Imagine going to a restaurant where several cooks prepare your meal, each in their own way and using their own styles and flavors. Unfortunately, every time you order a steak with pepper sauce, your meal is likely to look and taste quite different. That’s exactly what is happening with Open Data! Too many departments are publishing their data using their own ‘styles and flavors’, without agreeing on common formats, standards, and vocabularies. Too often, this leaves the user to figure out what the right data model is and, eventually, translate items of data into a single format in order to combine them.
When companies see variation like this, they won’t use the data. When governments adhere to the same recipe at all times, their Open Data is consistent and therefore becomes extremely valuable. As I mentioned in a previous blog, governments must demonstrably recalibrate their standards and processes before Open Data becomes a trusted input source.
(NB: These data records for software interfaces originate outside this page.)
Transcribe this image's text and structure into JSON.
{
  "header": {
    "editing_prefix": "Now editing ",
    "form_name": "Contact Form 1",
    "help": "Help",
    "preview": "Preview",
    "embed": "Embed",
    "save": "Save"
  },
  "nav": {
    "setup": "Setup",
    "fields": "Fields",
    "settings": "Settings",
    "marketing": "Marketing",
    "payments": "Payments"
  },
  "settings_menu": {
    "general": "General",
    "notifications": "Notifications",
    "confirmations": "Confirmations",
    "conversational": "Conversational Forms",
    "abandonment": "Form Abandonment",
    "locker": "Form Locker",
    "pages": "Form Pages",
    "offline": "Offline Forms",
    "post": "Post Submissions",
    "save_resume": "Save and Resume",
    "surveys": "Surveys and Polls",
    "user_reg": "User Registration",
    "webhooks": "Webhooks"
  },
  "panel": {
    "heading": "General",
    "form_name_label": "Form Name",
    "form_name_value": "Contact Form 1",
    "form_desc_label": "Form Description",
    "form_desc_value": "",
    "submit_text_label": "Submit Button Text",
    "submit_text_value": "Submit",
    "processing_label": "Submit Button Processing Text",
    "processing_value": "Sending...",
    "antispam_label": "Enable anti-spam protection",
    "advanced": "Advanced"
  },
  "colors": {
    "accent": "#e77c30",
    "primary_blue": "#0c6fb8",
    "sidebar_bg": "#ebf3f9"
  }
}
Does this sound familiar? Yes, it’s very similar to the process of creating data warehouse and business intelligence solutions. These are processes that have existed for many years. In fact the same tools and techniques – including master data management (MDM) – can be used for Open Data. So governments don’t need a whole new kitchen and, so long as they agree on a recipe and all follow it, there can be multiple cooks.
The ultimate recipe for Open Data success is very simple – the consistent application of agreed publishing structure and rules.
Yves Vanderbeken is an Hewlett Packard Enterprise account chief technologist and lead enterprise architect for the Flemish government and local governments (Flanders). Since 2011, Vanderbeken has been a core team member of the Flemish government’s Open Data team. He defined the technical strategy for setting up the Open Data platform and extracting, transforming, and publishing information in a consistent manner. He is the co-author of the Open Data Handbook published by the Flemish Government in February 2014. Vanderbeken coaches and advises various departments on their Open Data Master Plan and how to disclose data from their source systems to the Open Data platform, ensuring data quality and consistency across data sets.